Genus: Furgaleus, Galeorhinus, Gogolia, Hemitriakis, Hypogaleus, Iago, Mustelus, Scylliogaleus,Triakis
Taxonomic name (of species shown): Mustelus antarcticus
Most members of the hound shark group are noted primarily for their commercial
value. This small harmless family bears most of the features of the more
renowned whaler sharks but they lack a notch in the front of the tail,
called a precaudal pit, and their internal anatomy is different in having
an intestine shaped like a spiral corkscrew, called a spiral intestinal
valve, as apposed to a scroll valve intestine which is shaped like a rolled
up newspaper. Size varies from 800 cm to 1700 cm with the main commercial
species occuring in inshore southern Australian waters and the lesser
known species found in deeper offshore tropical water. All have a varied
diet of small fish, squid, octopus and crabs.
The two most familiar hound shark species are the School Shark and the
Gummy Shark. Both species make long migrations across the southern coastline
with tagged gummy sharks being tracked from Tasmania to Western Australia
during the summer breeding season.
When adult, the slender130-180 cm School Shark (Galeorhinus galeus) has
a translucent nose and a beautiful large sculptured tail. Although found
throughout southern Australia, these sharks are rarely seen by divers
due to their timid nature: nearby fishermen may be pulling them in with
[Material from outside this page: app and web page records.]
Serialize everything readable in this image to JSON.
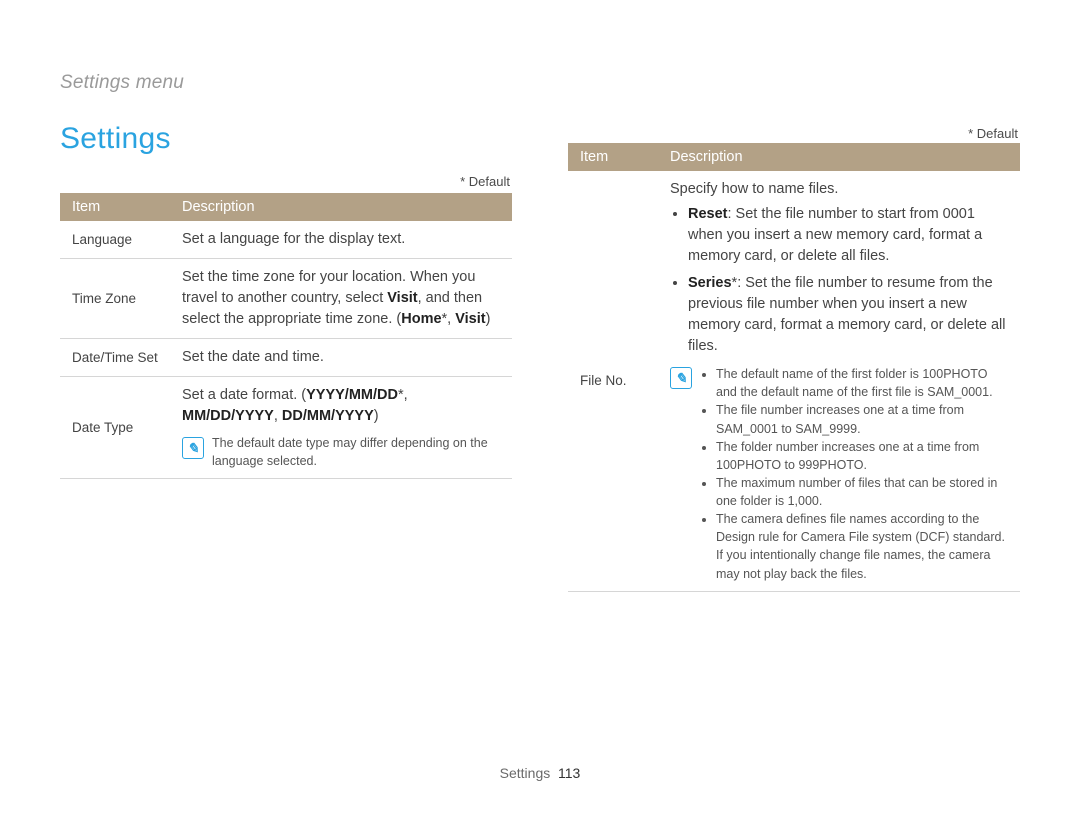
{
  "breadcrumb": "Settings menu",
  "title": "Settings",
  "default_note": "* Default",
  "table_header": {
    "item": "Item",
    "description": "Description"
  },
  "left_rows": {
    "language": {
      "item": "Language",
      "desc": "Set a language for the display text."
    },
    "timezone": {
      "item": "Time Zone",
      "desc_pre": "Set the time zone for your location. When you travel to another country, select ",
      "visit": "Visit",
      "desc_mid": ", and then select the appropriate time zone. (",
      "home": "Home",
      "sep": "*, ",
      "visit2": "Visit",
      "desc_end": ")"
    },
    "datetime": {
      "item": "Date/Time Set",
      "desc": "Set the date and time."
    },
    "datetype": {
      "item": "Date Type",
      "lead": "Set a date format. (",
      "opt1": "YYYY/MM/DD",
      "star": "*, ",
      "opt2": "MM/DD/YYYY",
      "comma": ", ",
      "opt3": "DD/MM/YYYY",
      "close": ")",
      "note": "The default date type may differ depending on the language selected."
    }
  },
  "right_rows": {
    "fileno": {
      "item": "File No.",
      "lead": "Specify how to name files.",
      "bullets_main": {
        "reset_label": "Reset",
        "reset_text": ": Set the file number to start from 0001 when you insert a new memory card, format a memory card, or delete all files.",
        "series_label": "Series",
        "series_star": "*",
        "series_text": ": Set the file number to resume from the previous file number when you insert a new memory card, format a memory card, or delete all files."
      },
      "notes": [
        "The default name of the first folder is 100PHOTO and the default name of the first file is SAM_0001.",
        "The file number increases one at a time from SAM_0001 to SAM_9999.",
        "The folder number increases one at a time from 100PHOTO to 999PHOTO.",
        "The maximum number of files that can be stored in one folder is 1,000.",
        "The camera defines file names according to the Design rule for Camera File system (DCF) standard. If you intentionally change file names, the camera may not play back the files."
      ]
    }
  },
  "note_icon_glyph": "✎",
  "footer": {
    "section": "Settings",
    "page": "113"
  }
}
no underwater sightings by the divers at all. School Sharks live for over
55 years, with females producing 1550 pups every third year only
after reaching breeding maturity at 10 years of age. These factors make
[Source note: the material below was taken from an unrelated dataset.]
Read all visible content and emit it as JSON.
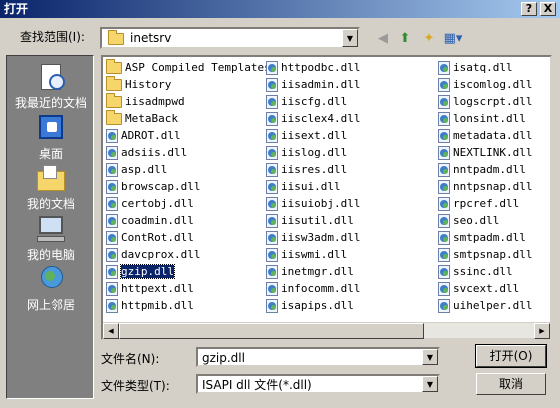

this shark susceptible to overfishing and they have indeed become so.
The Gummy Shark (Mustelus antarcticus) has also been heavily fished and
is sold as 'flake'. It lives for about 1617 years, with females
over the age of five giving birth to an average of 14 pups. Despite its
name, the Gummy Shark does have small bluntly-pointed teeth which are
ideal for crushing its food which includes small fish, crabs and cephalopods
such as squid or octopus. While the Gummy and School Sharks are very similar
in shape and size, the former has a pattern of small white spots over
a bronze-grey back and a distinctive lateral line.